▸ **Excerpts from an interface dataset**
--- START ---
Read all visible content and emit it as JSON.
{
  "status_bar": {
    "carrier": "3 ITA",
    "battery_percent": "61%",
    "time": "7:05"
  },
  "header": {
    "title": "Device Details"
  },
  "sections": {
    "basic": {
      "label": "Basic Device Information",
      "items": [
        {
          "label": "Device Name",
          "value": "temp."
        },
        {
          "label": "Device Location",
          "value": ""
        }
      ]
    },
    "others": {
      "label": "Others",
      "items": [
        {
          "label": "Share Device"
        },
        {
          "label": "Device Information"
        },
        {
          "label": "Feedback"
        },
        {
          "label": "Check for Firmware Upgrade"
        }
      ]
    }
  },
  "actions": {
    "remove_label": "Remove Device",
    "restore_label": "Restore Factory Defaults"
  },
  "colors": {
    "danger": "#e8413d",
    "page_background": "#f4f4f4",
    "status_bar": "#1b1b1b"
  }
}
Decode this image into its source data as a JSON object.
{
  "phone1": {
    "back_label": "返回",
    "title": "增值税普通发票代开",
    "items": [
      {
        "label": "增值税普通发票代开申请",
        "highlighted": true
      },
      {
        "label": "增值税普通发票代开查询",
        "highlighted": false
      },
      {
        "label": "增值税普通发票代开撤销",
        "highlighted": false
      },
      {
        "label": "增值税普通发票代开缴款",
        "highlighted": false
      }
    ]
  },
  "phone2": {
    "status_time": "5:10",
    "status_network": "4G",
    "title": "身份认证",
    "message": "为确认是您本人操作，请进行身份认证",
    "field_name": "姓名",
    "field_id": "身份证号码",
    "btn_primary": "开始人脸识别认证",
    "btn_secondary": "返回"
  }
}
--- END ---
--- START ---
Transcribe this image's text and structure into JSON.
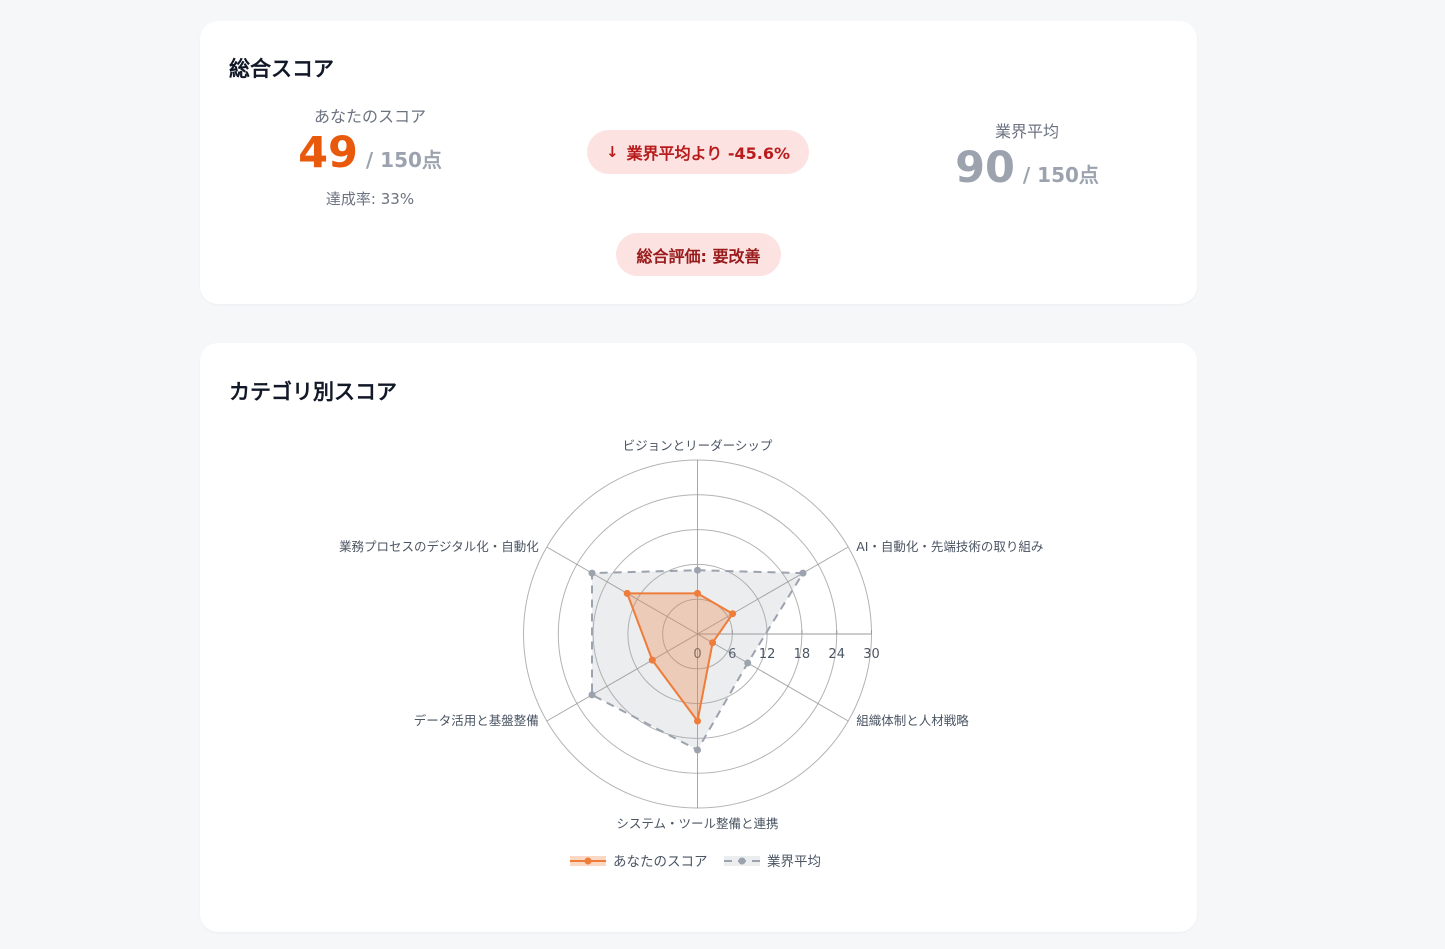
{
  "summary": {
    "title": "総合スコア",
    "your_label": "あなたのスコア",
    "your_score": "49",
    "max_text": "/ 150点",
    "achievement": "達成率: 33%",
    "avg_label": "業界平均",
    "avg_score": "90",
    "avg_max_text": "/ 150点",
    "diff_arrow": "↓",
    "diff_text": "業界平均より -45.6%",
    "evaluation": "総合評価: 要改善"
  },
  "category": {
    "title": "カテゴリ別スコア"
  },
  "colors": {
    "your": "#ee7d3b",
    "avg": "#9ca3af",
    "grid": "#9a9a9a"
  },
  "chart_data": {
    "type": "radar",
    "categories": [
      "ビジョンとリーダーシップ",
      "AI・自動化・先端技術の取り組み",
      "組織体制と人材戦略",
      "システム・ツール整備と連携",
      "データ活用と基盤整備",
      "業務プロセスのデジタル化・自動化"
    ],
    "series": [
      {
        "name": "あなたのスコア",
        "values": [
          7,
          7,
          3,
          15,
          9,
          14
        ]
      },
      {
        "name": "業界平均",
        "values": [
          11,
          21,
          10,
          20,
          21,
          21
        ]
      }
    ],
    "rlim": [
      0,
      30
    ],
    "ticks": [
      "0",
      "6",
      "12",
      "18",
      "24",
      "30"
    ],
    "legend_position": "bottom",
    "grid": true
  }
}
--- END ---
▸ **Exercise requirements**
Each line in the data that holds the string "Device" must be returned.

▸ **Task solution**
    "title": "Device Details"
      "label": "Basic Device Information",
          "label": "Device Name",
          "label": "Device Location",
          "label": "Share Device"
          "label": "Device Information"
    "remove_label": "Remove Device",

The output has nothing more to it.